A Summer’s Journey—Good for Life!

Subtitle: “How Long Might I Be In Counseling?”
by Dianne L. Taylor, MA, LPC

“Are we there yet? Are we there yet?”

My sisters and I sat stuffed into the back seat of our green Ford Fairlane 500 with coolers and picnic baskets smashed tightly against our legs taking our annual trip from New Jersey to our lake house in Maine. Our minds were not so much on the journey but rather on the destination. We anticipated with impatience the joy of running through layers of pine needles down to the edge of the cool blue lake or dragging our red, white, and blue dingy out from under the porch to see how much damage winter storms had caused. We were picturing what was ahead and we were ready to be there; no more confinement of the car! “Are we there yet?”

The journey of counseling is not unlike our trips to Maine. People who are considering entering counseling often have a destination in mind, but feel unsure about the trip that leads there. Typical questions might include, “How many sessions do you think my trip with take?” or “What is the quickest route to this particular destination?”

These are good questions; however, the answers are not precise. Unlike our journey to Maine which was dictated by maps and rush hour traffic, the journey into the heart and the process of change can look different for different people. The road to your particular destination may be straightforward and fairly short or it may be a path that holds unexpected twists and turns as you face challenging issues. I would suggest considering the following thoughts to help you think through what your personal journey may look like:

  1. Think about your personal goals for counseling. Counselors will often ask you to fill out a short biographical form before your first session. Spend some time on this and try to define as well as you can where you are now and where you would like to be through your counseling experience. Some questions to ask yourself might be:
    • What am I hoping for?
    • Does my issue relate to relationships in my life, my spiritual well being, or perhaps my marriage?
    • Have I tried to reach my goal before? If so, what helped me move toward my goal and what did not help me move toward my goal?
  2. Think about your personal circumstances.
    Are you facing the challenge of a transition or are you hoping to address a more deep seated issue such as depression or anxiety that seems to plague your ability to relate to your world as you would like?
  3. Think about your level of investment.
    • Do you find yourself in a place where change is desirable and worth the possibility of some discomfort?
    • Do you find yourself anxious about the idea of entering counseling at all?

Thinking through these questions ahead of time can help you and your counselor begin your time together with a greater understanding of what your personal journey might look like. Together you will be able to create a tentative plan to help you reach your destination.

So, jump in the car and begin the trip.
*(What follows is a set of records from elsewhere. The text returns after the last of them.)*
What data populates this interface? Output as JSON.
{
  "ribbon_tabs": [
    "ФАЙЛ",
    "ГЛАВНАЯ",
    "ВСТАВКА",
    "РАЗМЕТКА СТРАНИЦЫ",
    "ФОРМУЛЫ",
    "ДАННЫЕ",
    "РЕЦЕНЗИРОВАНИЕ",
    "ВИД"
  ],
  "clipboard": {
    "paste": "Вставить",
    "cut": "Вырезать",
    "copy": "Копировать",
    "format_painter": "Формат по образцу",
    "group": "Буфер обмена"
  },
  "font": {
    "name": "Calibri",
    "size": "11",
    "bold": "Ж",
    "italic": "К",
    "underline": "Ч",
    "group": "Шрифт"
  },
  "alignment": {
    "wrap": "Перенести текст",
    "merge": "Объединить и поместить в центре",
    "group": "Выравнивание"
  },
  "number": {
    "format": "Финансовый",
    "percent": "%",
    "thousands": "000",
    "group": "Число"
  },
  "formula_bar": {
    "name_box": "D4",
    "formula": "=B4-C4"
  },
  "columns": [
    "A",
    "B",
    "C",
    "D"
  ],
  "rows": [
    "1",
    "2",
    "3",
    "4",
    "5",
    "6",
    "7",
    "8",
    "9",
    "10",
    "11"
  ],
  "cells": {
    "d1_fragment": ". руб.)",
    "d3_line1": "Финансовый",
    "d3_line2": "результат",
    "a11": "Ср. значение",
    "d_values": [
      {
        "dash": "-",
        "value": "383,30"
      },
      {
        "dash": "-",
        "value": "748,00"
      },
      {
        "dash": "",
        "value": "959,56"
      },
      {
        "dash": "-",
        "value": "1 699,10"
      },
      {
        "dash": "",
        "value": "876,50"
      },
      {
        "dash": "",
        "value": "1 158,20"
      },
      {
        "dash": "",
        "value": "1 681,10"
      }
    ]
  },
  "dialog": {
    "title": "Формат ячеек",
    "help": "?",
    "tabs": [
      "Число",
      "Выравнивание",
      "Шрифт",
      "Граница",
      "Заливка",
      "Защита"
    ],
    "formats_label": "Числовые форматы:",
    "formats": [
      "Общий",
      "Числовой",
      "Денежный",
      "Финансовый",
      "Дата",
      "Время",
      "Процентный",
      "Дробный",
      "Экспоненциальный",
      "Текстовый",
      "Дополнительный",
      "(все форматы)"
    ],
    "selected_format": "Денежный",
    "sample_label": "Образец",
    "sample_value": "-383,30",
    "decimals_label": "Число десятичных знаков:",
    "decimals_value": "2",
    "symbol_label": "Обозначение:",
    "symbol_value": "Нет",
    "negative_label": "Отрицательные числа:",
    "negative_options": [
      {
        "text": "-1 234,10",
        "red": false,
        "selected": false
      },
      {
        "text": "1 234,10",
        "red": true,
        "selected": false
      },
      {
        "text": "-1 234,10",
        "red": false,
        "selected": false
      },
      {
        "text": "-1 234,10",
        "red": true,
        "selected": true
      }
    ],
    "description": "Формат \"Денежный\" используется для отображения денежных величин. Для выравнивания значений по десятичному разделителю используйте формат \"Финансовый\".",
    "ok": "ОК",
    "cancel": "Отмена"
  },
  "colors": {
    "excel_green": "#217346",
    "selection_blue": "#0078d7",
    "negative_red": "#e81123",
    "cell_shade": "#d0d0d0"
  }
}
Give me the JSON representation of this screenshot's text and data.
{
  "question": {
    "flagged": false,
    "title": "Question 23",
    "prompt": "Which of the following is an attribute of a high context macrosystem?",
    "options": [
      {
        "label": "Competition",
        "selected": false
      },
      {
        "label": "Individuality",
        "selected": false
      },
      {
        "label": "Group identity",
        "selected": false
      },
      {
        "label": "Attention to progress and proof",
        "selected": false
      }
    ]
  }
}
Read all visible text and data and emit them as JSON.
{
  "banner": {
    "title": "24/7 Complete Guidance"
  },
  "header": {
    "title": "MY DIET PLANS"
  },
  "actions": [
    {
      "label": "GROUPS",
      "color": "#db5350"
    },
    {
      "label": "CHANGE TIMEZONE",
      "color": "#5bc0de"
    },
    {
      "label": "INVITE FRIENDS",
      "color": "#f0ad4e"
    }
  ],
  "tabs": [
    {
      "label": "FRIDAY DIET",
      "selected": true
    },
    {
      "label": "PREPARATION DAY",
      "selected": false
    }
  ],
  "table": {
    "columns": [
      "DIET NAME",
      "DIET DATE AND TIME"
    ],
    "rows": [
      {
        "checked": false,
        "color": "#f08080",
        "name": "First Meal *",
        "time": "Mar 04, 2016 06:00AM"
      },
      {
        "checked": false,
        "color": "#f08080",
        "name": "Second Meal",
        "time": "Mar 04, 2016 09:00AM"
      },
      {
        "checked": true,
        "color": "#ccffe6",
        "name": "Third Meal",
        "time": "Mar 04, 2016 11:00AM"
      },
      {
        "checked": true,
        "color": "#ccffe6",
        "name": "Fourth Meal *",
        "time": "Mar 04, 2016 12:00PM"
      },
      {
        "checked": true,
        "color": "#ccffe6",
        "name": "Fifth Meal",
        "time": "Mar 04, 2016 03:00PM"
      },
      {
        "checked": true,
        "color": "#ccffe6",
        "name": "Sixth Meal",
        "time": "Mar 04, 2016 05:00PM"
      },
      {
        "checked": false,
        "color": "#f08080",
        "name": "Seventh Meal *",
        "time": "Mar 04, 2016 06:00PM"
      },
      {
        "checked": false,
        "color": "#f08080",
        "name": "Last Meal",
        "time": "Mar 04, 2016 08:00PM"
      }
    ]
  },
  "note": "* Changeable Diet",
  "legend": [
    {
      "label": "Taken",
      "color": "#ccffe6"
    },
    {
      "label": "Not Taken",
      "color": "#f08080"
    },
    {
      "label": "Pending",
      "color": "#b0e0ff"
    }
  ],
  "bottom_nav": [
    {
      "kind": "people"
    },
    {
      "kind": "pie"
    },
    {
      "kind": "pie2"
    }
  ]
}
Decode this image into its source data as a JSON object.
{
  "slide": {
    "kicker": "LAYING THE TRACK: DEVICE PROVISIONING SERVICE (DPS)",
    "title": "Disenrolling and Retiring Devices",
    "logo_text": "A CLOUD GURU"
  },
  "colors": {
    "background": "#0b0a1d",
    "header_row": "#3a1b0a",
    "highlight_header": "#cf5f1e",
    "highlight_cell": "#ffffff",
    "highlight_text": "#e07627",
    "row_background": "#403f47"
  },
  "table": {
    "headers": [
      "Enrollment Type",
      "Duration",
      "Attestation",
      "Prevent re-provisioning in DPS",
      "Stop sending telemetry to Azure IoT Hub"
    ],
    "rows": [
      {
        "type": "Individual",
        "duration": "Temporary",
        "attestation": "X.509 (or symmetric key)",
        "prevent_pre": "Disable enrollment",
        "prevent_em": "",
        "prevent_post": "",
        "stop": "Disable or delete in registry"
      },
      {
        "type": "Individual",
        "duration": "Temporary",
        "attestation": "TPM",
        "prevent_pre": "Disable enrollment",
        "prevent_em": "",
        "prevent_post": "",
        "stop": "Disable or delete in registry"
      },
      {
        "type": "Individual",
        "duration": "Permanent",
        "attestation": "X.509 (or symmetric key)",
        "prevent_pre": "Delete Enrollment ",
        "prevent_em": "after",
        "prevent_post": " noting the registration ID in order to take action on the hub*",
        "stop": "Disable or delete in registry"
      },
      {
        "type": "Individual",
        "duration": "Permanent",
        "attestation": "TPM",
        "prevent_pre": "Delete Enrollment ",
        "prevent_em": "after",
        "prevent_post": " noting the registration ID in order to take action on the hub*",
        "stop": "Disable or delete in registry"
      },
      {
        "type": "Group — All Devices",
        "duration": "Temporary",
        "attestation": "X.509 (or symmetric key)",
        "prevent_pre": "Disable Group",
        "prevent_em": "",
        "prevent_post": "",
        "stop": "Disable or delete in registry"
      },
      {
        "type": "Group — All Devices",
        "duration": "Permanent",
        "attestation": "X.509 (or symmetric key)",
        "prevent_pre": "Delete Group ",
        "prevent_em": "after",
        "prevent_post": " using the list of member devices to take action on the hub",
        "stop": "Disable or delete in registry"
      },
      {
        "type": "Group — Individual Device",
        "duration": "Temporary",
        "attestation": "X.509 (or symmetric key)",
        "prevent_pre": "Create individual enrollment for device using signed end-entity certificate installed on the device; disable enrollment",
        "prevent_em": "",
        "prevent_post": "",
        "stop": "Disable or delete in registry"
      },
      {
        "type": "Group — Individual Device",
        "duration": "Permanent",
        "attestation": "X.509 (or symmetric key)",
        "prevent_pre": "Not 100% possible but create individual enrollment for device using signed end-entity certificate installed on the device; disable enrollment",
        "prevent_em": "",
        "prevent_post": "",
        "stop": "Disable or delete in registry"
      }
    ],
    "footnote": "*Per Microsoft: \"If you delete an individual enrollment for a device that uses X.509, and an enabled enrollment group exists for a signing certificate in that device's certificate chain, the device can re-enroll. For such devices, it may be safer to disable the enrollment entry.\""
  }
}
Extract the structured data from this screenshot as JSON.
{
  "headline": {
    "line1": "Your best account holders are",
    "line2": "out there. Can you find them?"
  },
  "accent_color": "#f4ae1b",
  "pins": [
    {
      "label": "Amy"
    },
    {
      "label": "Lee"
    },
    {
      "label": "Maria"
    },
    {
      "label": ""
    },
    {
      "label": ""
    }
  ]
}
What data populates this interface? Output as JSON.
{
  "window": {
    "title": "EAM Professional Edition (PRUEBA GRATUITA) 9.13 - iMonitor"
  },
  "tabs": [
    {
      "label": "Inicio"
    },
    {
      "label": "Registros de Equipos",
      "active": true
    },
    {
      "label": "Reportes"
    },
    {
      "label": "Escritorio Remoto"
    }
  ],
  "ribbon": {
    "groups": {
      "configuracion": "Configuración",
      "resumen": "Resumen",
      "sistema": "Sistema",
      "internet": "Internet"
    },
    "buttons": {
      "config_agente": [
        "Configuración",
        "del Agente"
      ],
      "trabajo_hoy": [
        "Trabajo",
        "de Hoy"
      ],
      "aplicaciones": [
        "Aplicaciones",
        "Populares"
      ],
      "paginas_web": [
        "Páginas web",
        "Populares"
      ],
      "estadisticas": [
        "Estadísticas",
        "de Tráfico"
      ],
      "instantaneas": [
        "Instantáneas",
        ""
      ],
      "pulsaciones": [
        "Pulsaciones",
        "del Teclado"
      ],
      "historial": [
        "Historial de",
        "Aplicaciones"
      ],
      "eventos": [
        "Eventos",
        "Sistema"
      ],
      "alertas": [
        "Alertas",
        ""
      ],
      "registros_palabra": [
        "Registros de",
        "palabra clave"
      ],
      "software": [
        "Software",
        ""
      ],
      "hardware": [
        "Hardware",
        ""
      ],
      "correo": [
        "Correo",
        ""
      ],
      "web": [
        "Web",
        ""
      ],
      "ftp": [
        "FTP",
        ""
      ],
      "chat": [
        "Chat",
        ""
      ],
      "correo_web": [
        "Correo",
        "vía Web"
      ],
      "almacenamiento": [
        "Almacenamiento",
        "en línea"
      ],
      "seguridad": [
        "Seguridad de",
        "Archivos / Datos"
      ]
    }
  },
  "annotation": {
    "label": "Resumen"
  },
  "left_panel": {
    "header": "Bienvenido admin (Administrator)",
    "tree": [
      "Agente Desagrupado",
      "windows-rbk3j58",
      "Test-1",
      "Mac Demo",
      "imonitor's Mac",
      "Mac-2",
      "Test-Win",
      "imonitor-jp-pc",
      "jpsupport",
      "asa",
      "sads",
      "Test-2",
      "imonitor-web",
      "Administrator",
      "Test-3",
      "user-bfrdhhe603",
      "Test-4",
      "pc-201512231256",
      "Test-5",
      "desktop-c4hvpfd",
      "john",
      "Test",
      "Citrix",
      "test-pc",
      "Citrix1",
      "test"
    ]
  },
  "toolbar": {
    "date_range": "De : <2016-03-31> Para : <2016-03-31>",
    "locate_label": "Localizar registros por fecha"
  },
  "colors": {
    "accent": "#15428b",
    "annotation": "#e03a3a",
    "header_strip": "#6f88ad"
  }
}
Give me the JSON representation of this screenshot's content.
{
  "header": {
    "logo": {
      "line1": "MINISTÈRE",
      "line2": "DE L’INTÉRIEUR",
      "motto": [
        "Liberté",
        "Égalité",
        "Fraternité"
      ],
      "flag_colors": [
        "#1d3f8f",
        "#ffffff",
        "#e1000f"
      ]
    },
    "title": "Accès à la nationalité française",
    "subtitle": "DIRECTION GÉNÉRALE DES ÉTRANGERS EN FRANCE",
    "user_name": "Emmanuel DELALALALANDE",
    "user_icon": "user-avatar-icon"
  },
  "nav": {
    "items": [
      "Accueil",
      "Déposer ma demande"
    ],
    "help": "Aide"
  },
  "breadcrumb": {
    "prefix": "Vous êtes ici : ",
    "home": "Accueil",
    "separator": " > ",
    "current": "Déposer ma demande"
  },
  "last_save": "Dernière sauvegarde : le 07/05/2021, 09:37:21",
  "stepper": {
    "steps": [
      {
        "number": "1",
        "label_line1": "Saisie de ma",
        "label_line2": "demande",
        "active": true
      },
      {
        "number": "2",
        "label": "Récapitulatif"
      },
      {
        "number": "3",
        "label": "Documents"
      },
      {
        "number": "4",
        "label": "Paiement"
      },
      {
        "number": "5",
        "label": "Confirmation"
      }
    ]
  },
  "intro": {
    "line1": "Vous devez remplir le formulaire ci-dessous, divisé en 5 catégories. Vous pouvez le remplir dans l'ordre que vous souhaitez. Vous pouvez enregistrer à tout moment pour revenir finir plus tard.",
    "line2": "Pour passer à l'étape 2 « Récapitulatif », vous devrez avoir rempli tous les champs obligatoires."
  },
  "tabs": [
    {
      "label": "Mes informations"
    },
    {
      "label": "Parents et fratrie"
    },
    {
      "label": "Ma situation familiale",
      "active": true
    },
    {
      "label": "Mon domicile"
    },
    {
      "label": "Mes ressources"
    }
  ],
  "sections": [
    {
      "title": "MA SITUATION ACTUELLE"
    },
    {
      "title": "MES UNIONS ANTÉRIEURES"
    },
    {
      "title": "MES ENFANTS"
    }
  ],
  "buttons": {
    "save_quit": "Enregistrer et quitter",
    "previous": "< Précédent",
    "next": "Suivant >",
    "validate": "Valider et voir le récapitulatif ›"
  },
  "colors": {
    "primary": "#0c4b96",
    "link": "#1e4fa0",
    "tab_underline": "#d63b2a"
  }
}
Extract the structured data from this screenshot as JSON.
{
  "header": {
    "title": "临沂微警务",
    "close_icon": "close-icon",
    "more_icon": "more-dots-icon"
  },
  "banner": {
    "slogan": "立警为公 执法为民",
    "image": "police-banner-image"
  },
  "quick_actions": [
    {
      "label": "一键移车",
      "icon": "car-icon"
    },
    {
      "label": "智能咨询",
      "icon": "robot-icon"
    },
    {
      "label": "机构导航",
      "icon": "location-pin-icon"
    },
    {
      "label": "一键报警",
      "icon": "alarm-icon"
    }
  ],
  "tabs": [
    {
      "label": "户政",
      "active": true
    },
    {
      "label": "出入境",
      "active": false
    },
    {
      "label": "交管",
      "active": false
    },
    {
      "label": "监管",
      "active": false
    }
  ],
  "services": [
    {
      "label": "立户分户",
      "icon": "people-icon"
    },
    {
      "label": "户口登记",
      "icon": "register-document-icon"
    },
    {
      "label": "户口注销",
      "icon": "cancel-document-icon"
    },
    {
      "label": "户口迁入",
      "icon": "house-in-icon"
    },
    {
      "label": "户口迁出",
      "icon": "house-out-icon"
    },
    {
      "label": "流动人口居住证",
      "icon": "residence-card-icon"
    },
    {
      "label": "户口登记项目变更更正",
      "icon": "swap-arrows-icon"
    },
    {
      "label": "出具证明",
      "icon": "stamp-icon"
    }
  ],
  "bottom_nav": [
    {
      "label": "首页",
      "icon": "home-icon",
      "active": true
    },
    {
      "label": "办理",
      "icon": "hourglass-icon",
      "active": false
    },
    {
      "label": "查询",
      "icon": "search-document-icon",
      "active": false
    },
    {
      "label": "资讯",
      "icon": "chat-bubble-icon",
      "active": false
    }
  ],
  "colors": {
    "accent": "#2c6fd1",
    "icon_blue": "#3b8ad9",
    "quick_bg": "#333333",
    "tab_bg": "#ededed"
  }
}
It may feel cramped and uncomfortable for a while, but every mile you travel brings the opportunity for growth and hope and takes you one step closer to answering that all important question, “Are we there yet?”

For some travel humor, link to the blog of Chuck Roberts, MA, LPC, for a laugh-out-loud story entitled, Warning, Warning!!! www.chuckroberts.blogspot.com